  • Bayesian;
  • direct developer;
  • genetic divergence;
  • low vagility;
  • maximum likelihood;
  • Oniscidea;
  • Pleistocene;
  • post-glacial;
  • sea surface temperature;
  • western US coastline

Abstract

Aim

The Point Conception (PC) biogeographical boundary is defined by a transition between cold northern and warm southern water masses, accompanied by shifts in numerous ecological and environmental parameters. While these factors can potentially contribute to the genetic differentiation of lineages whose distributions span this boundary, few organisms exhibit genetic signatures of restricted gene flow across this region. We examine the effects of the PC boundary and other potential dispersal barriers on phylogeographical patterns in the rocky supralittoral isopod Ligia occidentalis. This isopod has a limited dispersal potential, its distribution spans the PC region, and it exhibits high levels of allopatric genetic differentiation south of PC.

Location

Eastern Pacific coastline between southern Oregon and the Baja California Peninsula.

Methods

We conducted a thorough sampling of L. occidentalis from the PC area to its northern range limit in southern Oregon, and increased previous sampling coverage south of PC. We obtained sequences of the mitochondrial genes cytochrome c oxidase subunit I (COI) and 16S rDNA for the new localities and combined them with a previously published data set, resulting in a total of 58 sampling locations. We also obtained sequences of the nuclear gene sodium–potassium ATPase α-subunit (NaK). We conducted phylogenetic and population-genetic analyses.

Results

The geographical limit between the two most divergent clades of L. occidentalis (20–25% divergence for COI) distributed between southern Oregon and the Baja California Peninsula occurs at the PC biogeographical boundary.
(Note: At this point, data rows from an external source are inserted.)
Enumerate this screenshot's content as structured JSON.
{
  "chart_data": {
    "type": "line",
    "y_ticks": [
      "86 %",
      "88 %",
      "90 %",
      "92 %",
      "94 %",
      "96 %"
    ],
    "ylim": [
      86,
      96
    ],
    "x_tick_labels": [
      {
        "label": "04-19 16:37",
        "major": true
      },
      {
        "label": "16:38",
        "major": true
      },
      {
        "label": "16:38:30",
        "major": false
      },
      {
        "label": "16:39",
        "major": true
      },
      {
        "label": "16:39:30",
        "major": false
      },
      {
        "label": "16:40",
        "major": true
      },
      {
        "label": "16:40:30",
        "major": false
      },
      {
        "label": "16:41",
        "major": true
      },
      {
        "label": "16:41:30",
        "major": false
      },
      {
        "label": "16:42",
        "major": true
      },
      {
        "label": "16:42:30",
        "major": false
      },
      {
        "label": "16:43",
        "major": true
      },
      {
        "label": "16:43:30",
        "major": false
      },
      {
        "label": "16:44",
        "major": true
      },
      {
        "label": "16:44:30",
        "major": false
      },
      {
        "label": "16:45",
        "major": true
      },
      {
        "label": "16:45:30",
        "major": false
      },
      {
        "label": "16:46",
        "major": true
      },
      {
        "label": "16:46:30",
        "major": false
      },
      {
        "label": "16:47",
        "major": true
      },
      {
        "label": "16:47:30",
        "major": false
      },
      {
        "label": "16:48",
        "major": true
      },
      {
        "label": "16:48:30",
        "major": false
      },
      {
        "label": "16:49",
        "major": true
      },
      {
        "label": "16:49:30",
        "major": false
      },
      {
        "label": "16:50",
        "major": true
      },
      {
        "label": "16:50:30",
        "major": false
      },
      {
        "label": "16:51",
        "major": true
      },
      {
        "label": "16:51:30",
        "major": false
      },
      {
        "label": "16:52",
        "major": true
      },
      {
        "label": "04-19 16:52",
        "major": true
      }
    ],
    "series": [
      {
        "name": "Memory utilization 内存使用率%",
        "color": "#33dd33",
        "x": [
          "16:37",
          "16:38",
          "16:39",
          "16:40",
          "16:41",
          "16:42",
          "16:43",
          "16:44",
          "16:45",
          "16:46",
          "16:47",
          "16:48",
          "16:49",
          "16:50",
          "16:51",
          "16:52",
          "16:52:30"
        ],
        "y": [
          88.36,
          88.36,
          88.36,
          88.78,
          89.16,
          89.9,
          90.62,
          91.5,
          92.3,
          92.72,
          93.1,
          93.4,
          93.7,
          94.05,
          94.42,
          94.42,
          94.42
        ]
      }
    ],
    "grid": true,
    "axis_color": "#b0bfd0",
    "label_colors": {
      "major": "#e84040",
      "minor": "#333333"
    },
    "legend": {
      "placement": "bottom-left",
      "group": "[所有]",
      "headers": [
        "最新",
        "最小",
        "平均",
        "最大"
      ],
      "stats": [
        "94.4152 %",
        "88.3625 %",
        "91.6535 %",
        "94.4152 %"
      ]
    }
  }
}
Levels of allopatric genetic divergences were greatly reduced north of PC (≤ 3.0% divergence for COI).

Main conclusions

The geographical limit between the two main L. occidentalis clades in California largely reflects the changes in sea surface temperature that define the PC biogeographical boundary. Reduced levels of genetic divergence among L. occidentalis lineages found north of PC suggest a recent expansion in the northern range of this isopod.